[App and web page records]
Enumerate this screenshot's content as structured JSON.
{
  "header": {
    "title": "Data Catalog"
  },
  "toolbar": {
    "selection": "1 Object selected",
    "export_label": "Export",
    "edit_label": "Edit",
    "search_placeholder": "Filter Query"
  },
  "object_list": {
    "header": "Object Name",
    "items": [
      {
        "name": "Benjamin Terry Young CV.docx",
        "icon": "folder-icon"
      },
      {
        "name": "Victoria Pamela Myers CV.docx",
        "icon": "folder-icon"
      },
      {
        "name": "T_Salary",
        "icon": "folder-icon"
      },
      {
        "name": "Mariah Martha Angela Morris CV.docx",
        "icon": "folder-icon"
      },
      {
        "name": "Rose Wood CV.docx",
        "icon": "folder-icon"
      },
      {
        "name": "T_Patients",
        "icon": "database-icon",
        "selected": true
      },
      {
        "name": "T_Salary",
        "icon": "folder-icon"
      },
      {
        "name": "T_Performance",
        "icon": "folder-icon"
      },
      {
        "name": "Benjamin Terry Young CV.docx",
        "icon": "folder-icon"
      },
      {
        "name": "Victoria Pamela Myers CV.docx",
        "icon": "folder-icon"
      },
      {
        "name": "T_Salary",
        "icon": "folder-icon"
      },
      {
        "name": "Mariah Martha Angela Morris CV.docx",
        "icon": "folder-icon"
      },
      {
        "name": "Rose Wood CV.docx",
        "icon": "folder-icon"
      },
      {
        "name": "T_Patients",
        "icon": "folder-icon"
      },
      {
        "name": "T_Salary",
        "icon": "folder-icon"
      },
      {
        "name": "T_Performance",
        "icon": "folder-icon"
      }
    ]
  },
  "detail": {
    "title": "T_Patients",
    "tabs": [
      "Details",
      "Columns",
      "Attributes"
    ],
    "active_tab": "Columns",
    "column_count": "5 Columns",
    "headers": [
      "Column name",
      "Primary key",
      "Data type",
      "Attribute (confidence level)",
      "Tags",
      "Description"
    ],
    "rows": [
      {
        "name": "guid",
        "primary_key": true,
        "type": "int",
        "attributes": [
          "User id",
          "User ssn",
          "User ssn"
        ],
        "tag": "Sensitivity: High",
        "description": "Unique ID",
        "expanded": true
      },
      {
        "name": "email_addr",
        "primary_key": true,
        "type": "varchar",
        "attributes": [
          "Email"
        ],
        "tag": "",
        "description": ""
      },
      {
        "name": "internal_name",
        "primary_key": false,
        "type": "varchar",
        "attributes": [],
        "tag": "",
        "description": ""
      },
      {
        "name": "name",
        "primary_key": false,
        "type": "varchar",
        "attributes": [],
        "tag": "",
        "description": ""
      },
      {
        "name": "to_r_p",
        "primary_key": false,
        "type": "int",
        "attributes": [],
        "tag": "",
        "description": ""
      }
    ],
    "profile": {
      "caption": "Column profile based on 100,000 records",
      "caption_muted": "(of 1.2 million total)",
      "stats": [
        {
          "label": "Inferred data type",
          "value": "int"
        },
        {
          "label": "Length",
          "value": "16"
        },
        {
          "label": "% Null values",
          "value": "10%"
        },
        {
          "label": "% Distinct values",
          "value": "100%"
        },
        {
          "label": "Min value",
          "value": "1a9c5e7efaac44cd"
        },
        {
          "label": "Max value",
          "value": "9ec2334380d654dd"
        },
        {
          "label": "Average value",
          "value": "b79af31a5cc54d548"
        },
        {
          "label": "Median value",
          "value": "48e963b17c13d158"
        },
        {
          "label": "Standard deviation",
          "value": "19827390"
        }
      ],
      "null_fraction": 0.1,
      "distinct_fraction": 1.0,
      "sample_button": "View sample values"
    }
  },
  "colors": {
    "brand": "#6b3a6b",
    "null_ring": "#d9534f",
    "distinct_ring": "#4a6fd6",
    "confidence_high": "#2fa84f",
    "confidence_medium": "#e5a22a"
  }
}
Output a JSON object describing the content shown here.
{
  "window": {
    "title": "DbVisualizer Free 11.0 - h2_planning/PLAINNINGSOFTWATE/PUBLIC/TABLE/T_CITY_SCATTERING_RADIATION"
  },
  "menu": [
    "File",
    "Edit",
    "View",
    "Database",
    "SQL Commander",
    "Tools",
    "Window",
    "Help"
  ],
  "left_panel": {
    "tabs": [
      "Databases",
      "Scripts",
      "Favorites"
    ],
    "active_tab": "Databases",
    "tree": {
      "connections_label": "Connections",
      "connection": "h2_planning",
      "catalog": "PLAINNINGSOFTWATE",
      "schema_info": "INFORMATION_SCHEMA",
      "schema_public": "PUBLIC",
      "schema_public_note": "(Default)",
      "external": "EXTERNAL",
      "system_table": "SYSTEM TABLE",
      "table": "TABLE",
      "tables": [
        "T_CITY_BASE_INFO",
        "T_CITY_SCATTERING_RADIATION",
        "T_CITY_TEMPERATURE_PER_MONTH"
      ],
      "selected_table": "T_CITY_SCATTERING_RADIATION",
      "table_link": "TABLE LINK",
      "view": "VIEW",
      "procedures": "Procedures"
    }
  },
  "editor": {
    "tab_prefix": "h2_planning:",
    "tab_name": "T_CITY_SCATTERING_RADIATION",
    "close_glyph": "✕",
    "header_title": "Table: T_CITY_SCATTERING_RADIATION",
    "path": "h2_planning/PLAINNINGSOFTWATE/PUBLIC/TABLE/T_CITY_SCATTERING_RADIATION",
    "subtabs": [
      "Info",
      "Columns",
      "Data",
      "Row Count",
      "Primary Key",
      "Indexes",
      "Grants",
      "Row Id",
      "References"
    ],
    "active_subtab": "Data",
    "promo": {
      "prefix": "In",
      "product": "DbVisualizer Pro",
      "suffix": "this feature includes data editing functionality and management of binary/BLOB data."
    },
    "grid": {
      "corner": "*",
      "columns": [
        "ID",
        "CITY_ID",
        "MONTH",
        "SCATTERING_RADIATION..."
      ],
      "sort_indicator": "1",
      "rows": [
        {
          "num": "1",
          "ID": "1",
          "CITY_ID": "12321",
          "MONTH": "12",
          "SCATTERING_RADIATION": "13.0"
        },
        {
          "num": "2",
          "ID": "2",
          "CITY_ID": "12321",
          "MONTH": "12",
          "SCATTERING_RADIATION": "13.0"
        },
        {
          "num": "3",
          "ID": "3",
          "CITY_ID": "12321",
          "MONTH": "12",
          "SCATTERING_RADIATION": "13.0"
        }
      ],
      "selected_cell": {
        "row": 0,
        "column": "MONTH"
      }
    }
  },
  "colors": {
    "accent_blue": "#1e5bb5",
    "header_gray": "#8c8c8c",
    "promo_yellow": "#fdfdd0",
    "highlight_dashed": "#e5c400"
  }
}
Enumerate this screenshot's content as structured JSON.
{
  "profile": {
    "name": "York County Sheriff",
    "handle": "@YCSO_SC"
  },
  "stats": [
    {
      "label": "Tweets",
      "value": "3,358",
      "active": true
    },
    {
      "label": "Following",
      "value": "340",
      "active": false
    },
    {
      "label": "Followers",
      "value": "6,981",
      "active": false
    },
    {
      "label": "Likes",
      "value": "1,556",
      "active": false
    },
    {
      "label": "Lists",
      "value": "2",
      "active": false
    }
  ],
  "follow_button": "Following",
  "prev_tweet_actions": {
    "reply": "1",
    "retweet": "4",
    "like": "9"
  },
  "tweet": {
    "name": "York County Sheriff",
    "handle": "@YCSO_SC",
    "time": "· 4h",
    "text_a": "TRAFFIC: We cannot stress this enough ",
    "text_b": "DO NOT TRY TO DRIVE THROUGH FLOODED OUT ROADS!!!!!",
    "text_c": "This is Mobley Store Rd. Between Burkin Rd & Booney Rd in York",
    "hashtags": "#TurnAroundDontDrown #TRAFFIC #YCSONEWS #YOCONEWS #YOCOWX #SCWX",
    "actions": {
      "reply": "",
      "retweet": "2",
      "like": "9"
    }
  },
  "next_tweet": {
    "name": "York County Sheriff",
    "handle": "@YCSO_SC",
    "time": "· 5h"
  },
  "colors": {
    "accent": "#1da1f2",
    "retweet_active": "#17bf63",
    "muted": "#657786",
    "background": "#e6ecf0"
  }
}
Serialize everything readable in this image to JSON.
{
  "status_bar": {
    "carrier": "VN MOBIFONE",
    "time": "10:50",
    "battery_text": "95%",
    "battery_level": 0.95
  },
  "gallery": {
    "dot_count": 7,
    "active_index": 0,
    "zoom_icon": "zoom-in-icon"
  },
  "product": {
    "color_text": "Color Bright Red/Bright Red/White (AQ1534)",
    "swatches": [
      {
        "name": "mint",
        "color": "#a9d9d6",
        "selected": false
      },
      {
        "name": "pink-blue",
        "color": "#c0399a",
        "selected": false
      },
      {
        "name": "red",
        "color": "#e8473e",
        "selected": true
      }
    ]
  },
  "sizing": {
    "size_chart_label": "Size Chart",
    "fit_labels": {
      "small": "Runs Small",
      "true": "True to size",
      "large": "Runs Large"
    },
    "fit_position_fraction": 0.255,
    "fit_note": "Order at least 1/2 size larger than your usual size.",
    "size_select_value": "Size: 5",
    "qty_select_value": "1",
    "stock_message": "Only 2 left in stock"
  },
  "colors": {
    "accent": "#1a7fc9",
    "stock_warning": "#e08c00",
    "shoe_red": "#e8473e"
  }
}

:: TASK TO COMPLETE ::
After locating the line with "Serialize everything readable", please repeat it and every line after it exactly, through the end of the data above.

:: WRITTEN REPLY ::
Serialize everything readable in this image to JSON.
{
  "status_bar": {
    "carrier": "VN MOBIFONE",
    "time": "10:50",
    "battery_text": "95%",
    "battery_level": 0.95
  },
  "gallery": {
    "dot_count": 7,
    "active_index": 0,
    "zoom_icon": "zoom-in-icon"
  },
  "product": {
    "color_text": "Color Bright Red/Bright Red/White (AQ1534)",
    "swatches": [
      {
        "name": "mint",
        "color": "#a9d9d6",
        "selected": false
      },
      {
        "name": "pink-blue",
        "color": "#c0399a",
        "selected": false
      },
      {
        "name": "red",
        "color": "#e8473e",
        "selected": true
      }
    ]
  },
  "sizing": {
    "size_chart_label": "Size Chart",
    "fit_labels": {
      "small": "Runs Small",
      "true": "True to size",
      "large": "Runs Large"
    },
    "fit_position_fraction": 0.255,
    "fit_note": "Order at least 1/2 size larger than your usual size.",
    "size_select_value": "Size: 5",
    "qty_select_value": "1",
    "stock_message": "Only 2 left in stock"
  },
  "colors": {
    "accent": "#1a7fc9",
    "stock_warning": "#e08c00",
    "shoe_red": "#e8473e"
  }
}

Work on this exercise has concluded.